    No preview · Article · May 2015 · Journal of Women's Health

Publication Stats

5k Citations
1,880.37 Total Impact Points

Institutions
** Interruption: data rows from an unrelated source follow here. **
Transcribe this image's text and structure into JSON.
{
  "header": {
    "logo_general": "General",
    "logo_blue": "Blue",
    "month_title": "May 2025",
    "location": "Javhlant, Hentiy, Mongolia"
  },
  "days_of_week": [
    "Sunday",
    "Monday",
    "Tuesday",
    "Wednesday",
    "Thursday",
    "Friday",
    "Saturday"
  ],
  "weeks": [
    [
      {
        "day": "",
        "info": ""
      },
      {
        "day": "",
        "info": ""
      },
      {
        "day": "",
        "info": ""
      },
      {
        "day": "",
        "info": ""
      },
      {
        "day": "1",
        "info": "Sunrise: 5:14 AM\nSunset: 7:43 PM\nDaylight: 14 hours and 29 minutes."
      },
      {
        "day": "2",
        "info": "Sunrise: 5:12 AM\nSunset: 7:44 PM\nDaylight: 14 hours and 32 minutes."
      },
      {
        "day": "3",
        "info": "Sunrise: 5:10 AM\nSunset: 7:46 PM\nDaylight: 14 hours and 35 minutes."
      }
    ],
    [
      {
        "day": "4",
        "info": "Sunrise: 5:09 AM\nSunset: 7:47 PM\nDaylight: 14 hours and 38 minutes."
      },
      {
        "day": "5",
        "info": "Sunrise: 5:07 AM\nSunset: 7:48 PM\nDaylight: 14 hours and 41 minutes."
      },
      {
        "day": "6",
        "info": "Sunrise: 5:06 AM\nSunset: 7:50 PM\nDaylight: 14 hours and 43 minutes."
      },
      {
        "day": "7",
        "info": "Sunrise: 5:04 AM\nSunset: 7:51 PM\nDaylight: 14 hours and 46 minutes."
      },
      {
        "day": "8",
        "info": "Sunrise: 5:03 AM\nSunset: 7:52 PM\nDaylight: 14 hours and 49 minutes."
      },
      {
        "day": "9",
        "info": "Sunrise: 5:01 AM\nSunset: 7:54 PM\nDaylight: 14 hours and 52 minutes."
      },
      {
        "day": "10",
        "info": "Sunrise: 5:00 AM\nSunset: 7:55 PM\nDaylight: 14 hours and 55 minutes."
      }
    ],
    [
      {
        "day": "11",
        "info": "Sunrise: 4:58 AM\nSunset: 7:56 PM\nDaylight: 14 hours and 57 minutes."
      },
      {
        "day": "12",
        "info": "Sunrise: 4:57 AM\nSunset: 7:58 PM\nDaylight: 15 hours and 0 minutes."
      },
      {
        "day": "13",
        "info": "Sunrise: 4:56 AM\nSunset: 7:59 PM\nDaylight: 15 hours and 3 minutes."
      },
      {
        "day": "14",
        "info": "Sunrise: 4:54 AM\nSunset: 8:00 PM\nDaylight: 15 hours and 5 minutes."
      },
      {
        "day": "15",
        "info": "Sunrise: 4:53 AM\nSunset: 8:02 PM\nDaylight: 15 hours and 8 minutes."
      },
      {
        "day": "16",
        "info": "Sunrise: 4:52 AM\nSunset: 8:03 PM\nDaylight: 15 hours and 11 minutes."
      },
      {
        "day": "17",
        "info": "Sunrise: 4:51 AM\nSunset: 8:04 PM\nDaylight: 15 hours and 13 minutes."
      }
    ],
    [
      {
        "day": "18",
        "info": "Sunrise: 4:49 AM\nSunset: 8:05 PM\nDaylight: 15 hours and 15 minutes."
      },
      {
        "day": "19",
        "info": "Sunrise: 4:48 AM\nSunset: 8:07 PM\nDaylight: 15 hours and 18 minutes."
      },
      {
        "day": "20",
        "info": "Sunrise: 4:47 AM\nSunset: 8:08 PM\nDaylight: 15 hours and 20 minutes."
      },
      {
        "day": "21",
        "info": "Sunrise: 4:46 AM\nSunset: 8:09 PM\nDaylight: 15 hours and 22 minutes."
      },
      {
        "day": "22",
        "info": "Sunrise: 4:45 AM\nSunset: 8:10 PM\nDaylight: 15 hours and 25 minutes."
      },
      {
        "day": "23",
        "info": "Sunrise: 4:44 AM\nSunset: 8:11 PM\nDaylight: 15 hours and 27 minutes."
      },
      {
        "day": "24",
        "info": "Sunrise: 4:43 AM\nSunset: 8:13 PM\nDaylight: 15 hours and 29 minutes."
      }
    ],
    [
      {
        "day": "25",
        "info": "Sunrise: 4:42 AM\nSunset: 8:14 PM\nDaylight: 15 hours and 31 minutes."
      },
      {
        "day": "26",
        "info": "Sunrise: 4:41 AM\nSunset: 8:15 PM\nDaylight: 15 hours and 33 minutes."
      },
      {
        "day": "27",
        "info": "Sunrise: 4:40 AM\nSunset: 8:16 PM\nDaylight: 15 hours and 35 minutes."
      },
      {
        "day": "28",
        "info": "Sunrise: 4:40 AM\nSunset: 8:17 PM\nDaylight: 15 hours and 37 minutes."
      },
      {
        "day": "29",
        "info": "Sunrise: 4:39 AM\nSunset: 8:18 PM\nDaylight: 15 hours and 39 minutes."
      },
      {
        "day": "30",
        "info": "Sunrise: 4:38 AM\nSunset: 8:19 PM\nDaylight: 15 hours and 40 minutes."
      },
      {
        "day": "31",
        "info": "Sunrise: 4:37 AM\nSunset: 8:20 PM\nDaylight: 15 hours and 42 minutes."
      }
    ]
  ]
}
  • 2015
    • Leeds Teaching Hospitals NHS Trust
      Leeds, England, United Kingdom
  • 2007-2015
    • University of Leeds
      • Multidisciplinary Cardiovascular Research Centre
      Leeds, England, United Kingdom
  • 2011-2014
    • King's College London
      • • Cardiovascular Division
      • • Department of Cardiovascular Imaging
      • • Division of Imaging Sciences and Biomedical Engineering
      Londinium, England, United Kingdom
  • 2013
    • Sapienza University of Rome
      • Department of Radiological, Oncological and Pathological Sciences
      Roma, Latium, Italy
  • 2011-2012
    • ICL
      Londinium, England, United Kingdom
  • 2005
    • WWF United Kingdom
      Londinium, England, United Kingdom
  • 2003
    • University of Leipzig
      Leipzig, Saxony, Germany
  • 2001-2003
    • British Heart Foundation
      Londinium, England, United Kingdom
    • Texas Heart Institute
      Houston, Texas, United States
    • The Bracton Centre, Oxleas NHS Trust
      Дартфорде, England, United Kingdom